Dropped by a Valiant bomber (XD822) piloted by Bill Bailey from 45,000 ft, missed target point by a mere 95 yards. The first British use of blind radar bombing with a nuclear device. This was Britain's fifth test of a radiation implosion thermonuclear bomb. It was the first of Britain's two highest yield tests.
Grapple Z/Flagpole 1 (68 K)
Dropped by a Valiant bomber (XD827) piloted by Flight Lieutenant Tiff O'Connor. This was the second of Britain's two highest yield tests.
Grapple Z/Halliard 1 (68 K)
Joint US - UK Testing
After the 1957-1958 test series the United Kingdom ceased conducting its own independent nuclear tests. The reason for this was that it was no longer necessary. After the UK had demonstrated that it could develop thermonuclear weapons, the US adopted it as a strategic partner in deterring the Soviet Union. All subsequent UK nuclear weapons are based on US designs, which were made available to Britain. Once nuclear testing resumed in 1961, the US and UK also began conducting joint tests at hte NTS (Nevada test Site) in Nevada, eventually conducting a total of 28 (counting four zero-yield plutonium dispersal safety experiments). The first was the Pampas shot during Operation Nougat, 1 March 1962 (yield 9.5 Kt). See summary table below for complete listing of these tests.
After the Grapple tests, the British lent Christmas island to the US in 1962 for the Dominic series of 25 tests.
British Testing Summary

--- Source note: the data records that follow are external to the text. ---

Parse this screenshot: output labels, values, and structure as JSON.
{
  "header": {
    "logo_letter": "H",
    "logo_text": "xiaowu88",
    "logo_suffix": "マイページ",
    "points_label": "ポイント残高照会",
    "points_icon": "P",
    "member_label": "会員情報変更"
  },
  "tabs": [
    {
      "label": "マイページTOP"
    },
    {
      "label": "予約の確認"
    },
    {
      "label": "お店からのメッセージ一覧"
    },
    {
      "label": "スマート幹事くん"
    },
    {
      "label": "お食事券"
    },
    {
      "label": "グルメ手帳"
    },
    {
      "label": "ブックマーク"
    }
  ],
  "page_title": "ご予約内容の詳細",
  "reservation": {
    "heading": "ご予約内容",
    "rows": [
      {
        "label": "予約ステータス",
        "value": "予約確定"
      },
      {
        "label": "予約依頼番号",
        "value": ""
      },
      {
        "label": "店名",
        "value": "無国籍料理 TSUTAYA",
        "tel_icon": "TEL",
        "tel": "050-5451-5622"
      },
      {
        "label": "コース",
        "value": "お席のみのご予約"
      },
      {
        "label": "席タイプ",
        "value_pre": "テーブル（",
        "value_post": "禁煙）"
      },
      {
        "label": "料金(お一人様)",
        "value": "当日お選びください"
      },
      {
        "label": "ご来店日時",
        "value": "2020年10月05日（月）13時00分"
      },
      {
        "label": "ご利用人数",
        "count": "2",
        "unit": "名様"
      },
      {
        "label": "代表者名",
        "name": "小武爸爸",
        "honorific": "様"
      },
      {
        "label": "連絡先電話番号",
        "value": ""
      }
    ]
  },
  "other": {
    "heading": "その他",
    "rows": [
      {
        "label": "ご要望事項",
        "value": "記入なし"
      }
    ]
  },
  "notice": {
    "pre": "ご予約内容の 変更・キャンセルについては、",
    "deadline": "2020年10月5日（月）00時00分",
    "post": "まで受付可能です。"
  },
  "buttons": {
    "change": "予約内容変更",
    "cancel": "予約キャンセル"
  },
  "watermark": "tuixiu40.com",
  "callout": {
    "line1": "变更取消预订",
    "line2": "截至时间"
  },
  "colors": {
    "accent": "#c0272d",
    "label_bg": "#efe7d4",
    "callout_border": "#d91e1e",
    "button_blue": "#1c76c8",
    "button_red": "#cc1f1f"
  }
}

UK Atmospheric Nuclear Tests in Australia and at Christmas Island 1952-58
Joint US-UK Tests
Legend:NAFR= Nellis Air Force Range (Nevada); NTS= Nevada Test Site